SOURCE RECORDS.
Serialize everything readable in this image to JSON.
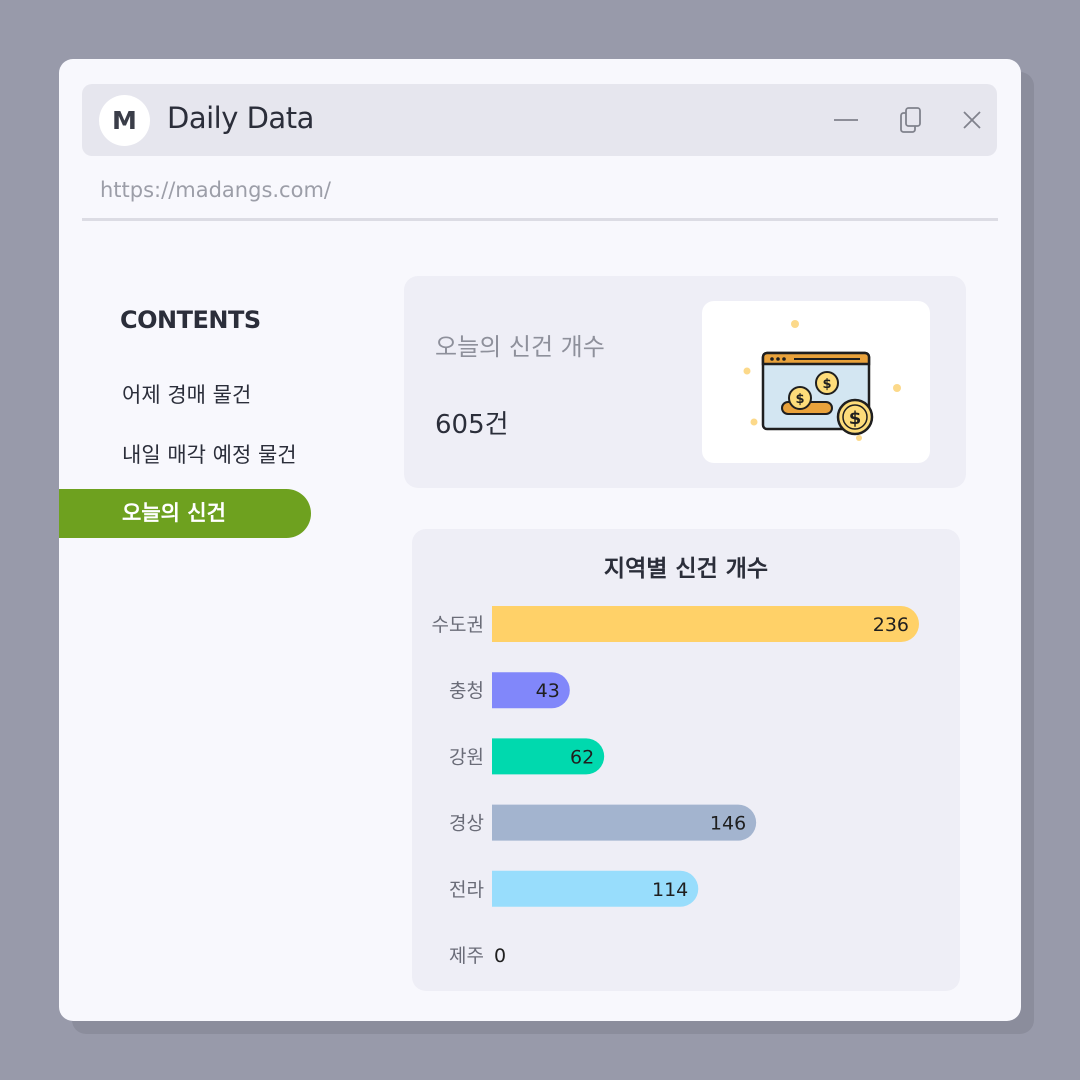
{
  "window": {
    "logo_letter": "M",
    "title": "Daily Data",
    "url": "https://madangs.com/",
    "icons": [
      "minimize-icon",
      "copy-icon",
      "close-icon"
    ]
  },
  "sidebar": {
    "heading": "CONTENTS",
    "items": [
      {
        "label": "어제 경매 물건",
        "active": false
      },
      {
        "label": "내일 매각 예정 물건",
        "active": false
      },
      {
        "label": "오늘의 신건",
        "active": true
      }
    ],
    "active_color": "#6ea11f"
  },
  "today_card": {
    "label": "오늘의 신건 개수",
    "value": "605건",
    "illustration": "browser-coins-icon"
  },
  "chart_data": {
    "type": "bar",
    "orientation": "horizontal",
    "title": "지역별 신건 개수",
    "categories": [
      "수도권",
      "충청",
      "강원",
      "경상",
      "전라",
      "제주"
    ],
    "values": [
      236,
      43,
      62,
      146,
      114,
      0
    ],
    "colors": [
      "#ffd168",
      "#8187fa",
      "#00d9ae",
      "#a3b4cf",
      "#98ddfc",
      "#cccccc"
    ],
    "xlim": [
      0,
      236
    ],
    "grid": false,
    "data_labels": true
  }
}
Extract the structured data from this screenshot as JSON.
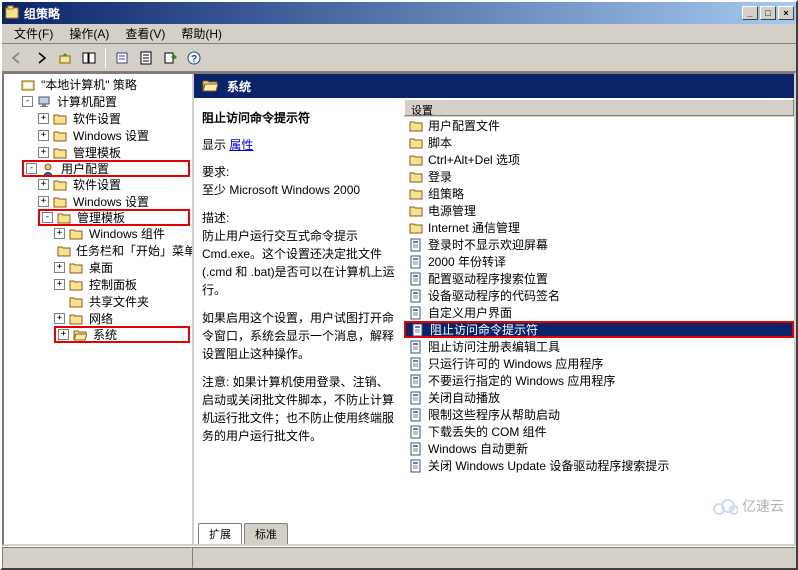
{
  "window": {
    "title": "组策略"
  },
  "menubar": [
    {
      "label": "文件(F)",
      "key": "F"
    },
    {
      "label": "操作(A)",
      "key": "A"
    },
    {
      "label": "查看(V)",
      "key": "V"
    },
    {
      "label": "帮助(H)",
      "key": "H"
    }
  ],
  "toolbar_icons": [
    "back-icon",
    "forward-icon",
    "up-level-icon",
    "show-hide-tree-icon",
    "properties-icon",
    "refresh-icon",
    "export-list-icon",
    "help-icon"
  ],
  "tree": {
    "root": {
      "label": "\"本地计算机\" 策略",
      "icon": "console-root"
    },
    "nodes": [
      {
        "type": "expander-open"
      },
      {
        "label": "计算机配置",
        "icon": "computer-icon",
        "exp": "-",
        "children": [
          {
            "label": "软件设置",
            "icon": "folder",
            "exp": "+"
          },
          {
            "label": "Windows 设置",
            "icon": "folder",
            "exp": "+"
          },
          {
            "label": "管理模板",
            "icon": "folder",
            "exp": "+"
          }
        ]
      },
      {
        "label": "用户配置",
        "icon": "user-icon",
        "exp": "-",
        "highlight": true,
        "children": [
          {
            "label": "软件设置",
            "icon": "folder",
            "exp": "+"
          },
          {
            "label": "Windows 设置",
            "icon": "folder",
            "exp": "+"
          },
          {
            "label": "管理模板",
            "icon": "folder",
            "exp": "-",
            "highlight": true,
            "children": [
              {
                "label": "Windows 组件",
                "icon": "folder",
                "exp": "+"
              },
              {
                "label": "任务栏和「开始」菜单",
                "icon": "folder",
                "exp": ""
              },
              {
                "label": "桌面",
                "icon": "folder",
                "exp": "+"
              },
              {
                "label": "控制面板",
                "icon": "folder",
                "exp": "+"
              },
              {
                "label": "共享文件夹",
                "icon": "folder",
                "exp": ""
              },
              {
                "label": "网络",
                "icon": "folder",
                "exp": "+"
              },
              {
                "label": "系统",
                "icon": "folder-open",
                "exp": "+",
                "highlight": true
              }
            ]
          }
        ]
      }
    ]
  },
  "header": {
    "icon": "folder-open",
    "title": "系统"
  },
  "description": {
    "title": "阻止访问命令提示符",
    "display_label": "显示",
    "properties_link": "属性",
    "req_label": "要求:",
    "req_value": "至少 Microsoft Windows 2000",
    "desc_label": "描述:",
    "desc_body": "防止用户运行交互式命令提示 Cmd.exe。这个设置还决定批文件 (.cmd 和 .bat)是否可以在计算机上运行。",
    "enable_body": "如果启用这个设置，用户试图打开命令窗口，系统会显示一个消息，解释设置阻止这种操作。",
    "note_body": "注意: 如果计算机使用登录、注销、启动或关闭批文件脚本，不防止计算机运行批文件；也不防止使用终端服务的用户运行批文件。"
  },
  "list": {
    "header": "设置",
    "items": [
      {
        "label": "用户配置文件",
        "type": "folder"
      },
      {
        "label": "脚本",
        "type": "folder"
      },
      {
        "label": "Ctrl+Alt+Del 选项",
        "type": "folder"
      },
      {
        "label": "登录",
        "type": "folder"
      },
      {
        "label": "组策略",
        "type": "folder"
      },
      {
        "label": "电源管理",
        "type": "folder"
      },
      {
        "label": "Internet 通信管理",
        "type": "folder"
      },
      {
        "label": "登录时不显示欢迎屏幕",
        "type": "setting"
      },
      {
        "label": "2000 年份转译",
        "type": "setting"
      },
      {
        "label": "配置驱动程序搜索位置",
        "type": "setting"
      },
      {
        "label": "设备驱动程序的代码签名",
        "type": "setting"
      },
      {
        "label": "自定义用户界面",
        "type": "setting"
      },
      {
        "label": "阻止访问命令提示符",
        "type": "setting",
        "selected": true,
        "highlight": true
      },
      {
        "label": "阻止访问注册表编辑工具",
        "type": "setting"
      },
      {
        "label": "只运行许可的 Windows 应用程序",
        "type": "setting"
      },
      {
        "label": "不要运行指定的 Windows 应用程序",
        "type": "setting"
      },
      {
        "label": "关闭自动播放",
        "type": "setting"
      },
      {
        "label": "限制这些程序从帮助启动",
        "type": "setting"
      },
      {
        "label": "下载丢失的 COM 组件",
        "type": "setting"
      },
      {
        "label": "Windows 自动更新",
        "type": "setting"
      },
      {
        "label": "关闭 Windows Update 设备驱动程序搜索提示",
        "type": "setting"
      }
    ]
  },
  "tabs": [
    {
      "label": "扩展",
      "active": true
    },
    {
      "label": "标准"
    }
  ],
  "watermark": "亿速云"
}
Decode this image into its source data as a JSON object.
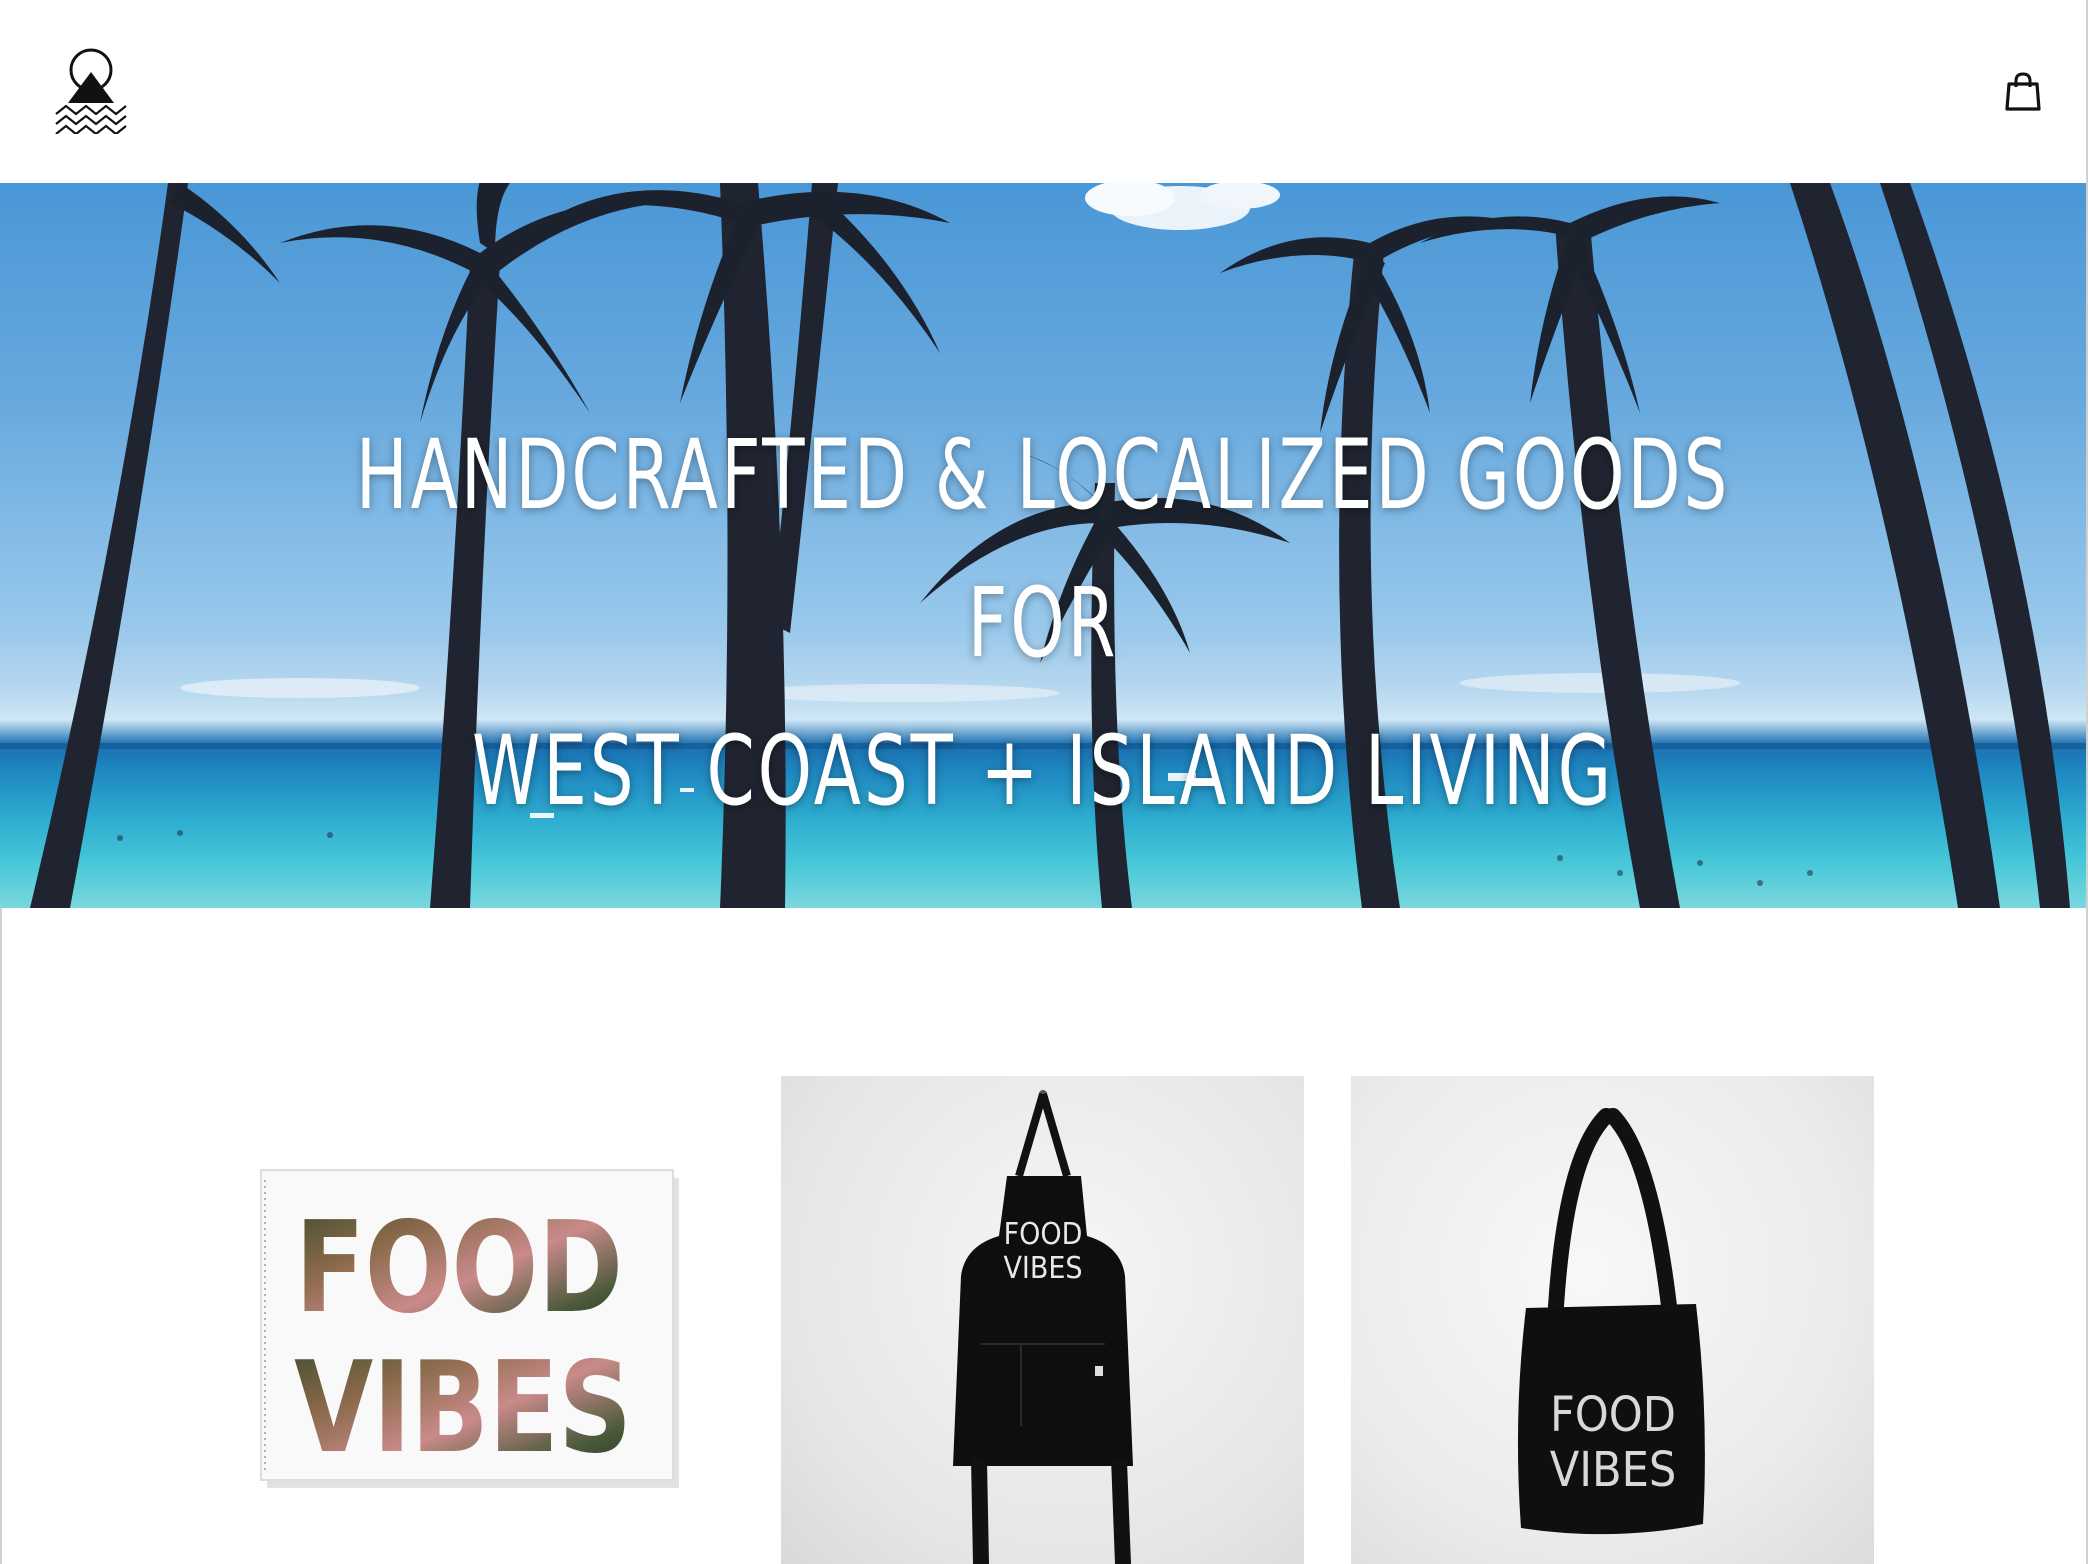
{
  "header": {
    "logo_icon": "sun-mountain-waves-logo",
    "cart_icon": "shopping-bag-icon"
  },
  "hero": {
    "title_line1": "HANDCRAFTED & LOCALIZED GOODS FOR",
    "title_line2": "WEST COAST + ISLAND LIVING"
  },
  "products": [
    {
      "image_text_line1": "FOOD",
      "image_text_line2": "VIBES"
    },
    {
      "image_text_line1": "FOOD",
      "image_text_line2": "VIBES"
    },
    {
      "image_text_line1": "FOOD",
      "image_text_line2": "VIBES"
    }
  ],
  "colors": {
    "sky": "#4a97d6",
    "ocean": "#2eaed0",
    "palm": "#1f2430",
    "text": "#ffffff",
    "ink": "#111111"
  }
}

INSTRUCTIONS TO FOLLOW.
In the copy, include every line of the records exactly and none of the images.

REPLY TO THE TASK.
Serialize everything readable in this image to JSON.
{
  "window": {
    "logo_letter": "M",
    "title": "Daily Data",
    "url": "https://madangs.com/",
    "icons": [
      "minimize-icon",
      "copy-icon",
      "close-icon"
    ]
  },
  "sidebar": {
    "heading": "CONTENTS",
    "items": [
      {
        "label": "어제 경매 물건",
        "active": false
      },
      {
        "label": "내일 매각 예정 물건",
        "active": false
      },
      {
        "label": "오늘의 신건",
        "active": true
      }
    ],
    "active_color": "#6ea11f"
  },
  "today_card": {
    "label": "오늘의 신건 개수",
    "value": "605건",
    "illustration": "browser-coins-icon"
  },
  "chart_data": {
    "type": "bar",
    "orientation": "horizontal",
    "title": "지역별 신건 개수",
    "categories": [
      "수도권",
      "충청",
      "강원",
      "경상",
      "전라",
      "제주"
    ],
    "values": [
      236,
      43,
      62,
      146,
      114,
      0
    ],
    "colors": [
      "#ffd168",
      "#8187fa",
      "#00d9ae",
      "#a3b4cf",
      "#98ddfc",
      "#cccccc"
    ],
    "xlim": [
      0,
      236
    ],
    "grid": false,
    "data_labels": true
  }
}
Extract the structured data from this screenshot as JSON.
{
  "window": {
    "title": "组策略"
  },
  "menubar": [
    {
      "label": "文件(F)",
      "key": "F"
    },
    {
      "label": "操作(A)",
      "key": "A"
    },
    {
      "label": "查看(V)",
      "key": "V"
    },
    {
      "label": "帮助(H)",
      "key": "H"
    }
  ],
  "toolbar_icons": [
    "back-icon",
    "forward-icon",
    "up-level-icon",
    "show-hide-tree-icon",
    "properties-icon",
    "refresh-icon",
    "export-list-icon",
    "help-icon"
  ],
  "tree": {
    "root": {
      "label": "\"本地计算机\" 策略",
      "icon": "console-root"
    },
    "nodes": [
      {
        "type": "expander-open"
      },
      {
        "label": "计算机配置",
        "icon": "computer-icon",
        "exp": "-",
        "children": [
          {
            "label": "软件设置",
            "icon": "folder",
            "exp": "+"
          },
          {
            "label": "Windows 设置",
            "icon": "folder",
            "exp": "+"
          },
          {
            "label": "管理模板",
            "icon": "folder",
            "exp": "+"
          }
        ]
      },
      {
        "label": "用户配置",
        "icon": "user-icon",
        "exp": "-",
        "highlight": true,
        "children": [
          {
            "label": "软件设置",
            "icon": "folder",
            "exp": "+"
          },
          {
            "label": "Windows 设置",
            "icon": "folder",
            "exp": "+"
          },
          {
            "label": "管理模板",
            "icon": "folder",
            "exp": "-",
            "highlight": true,
            "children": [
              {
                "label": "Windows 组件",
                "icon": "folder",
                "exp": "+"
              },
              {
                "label": "任务栏和「开始」菜单",
                "icon": "folder",
                "exp": ""
              },
              {
                "label": "桌面",
                "icon": "folder",
                "exp": "+"
              },
              {
                "label": "控制面板",
                "icon": "folder",
                "exp": "+"
              },
              {
                "label": "共享文件夹",
                "icon": "folder",
                "exp": ""
              },
              {
                "label": "网络",
                "icon": "folder",
                "exp": "+"
              },
              {
                "label": "系统",
                "icon": "folder-open",
                "exp": "+",
                "highlight": true
              }
            ]
          }
        ]
      }
    ]
  },
  "header": {
    "icon": "folder-open",
    "title": "系统"
  },
  "description": {
    "title": "阻止访问命令提示符",
    "display_label": "显示",
    "properties_link": "属性",
    "req_label": "要求:",
    "req_value": "至少 Microsoft Windows 2000",
    "desc_label": "描述:",
    "desc_body": "防止用户运行交互式命令提示 Cmd.exe。这个设置还决定批文件 (.cmd 和 .bat)是否可以在计算机上运行。",
    "enable_body": "如果启用这个设置，用户试图打开命令窗口，系统会显示一个消息，解释设置阻止这种操作。",
    "note_body": "注意: 如果计算机使用登录、注销、启动或关闭批文件脚本，不防止计算机运行批文件；也不防止使用终端服务的用户运行批文件。"
  },
  "list": {
    "header": "设置",
    "items": [
      {
        "label": "用户配置文件",
        "type": "folder"
      },
      {
        "label": "脚本",
        "type": "folder"
      },
      {
        "label": "Ctrl+Alt+Del 选项",
        "type": "folder"
      },
      {
        "label": "登录",
        "type": "folder"
      },
      {
        "label": "组策略",
        "type": "folder"
      },
      {
        "label": "电源管理",
        "type": "folder"
      },
      {
        "label": "Internet 通信管理",
        "type": "folder"
      },
      {
        "label": "登录时不显示欢迎屏幕",
        "type": "setting"
      },
      {
        "label": "2000 年份转译",
        "type": "setting"
      },
      {
        "label": "配置驱动程序搜索位置",
        "type": "setting"
      },
      {
        "label": "设备驱动程序的代码签名",
        "type": "setting"
      },
      {
        "label": "自定义用户界面",
        "type": "setting"
      },
      {
        "label": "阻止访问命令提示符",
        "type": "setting",
        "selected": true,
        "highlight": true
      },
      {
        "label": "阻止访问注册表编辑工具",
        "type": "setting"
      },
      {
        "label": "只运行许可的 Windows 应用程序",
        "type": "setting"
      },
      {
        "label": "不要运行指定的 Windows 应用程序",
        "type": "setting"
      },
      {
        "label": "关闭自动播放",
        "type": "setting"
      },
      {
        "label": "限制这些程序从帮助启动",
        "type": "setting"
      },
      {
        "label": "下载丢失的 COM 组件",
        "type": "setting"
      },
      {
        "label": "Windows 自动更新",
        "type": "setting"
      },
      {
        "label": "关闭 Windows Update 设备驱动程序搜索提示",
        "type": "setting"
      }
    ]
  },
  "tabs": [
    {
      "label": "扩展",
      "active": true
    },
    {
      "label": "标准"
    }
  ],
  "watermark": "亿速云"
}
Decode this image into its source data as a JSON object.
{
  "header": {
    "logo_icon": "sun-mountain-waves-logo",
    "cart_icon": "shopping-bag-icon"
  },
  "hero": {
    "title_line1": "HANDCRAFTED & LOCALIZED GOODS FOR",
    "title_line2": "WEST COAST + ISLAND LIVING"
  },
  "products": [
    {
      "image_text_line1": "FOOD",
      "image_text_line2": "VIBES"
    },
    {
      "image_text_line1": "FOOD",
      "image_text_line2": "VIBES"
    },
    {
      "image_text_line1": "FOOD",
      "image_text_line2": "VIBES"
    }
  ],
  "colors": {
    "sky": "#4a97d6",
    "ocean": "#2eaed0",
    "palm": "#1f2430",
    "text": "#ffffff",
    "ink": "#111111"
  }
}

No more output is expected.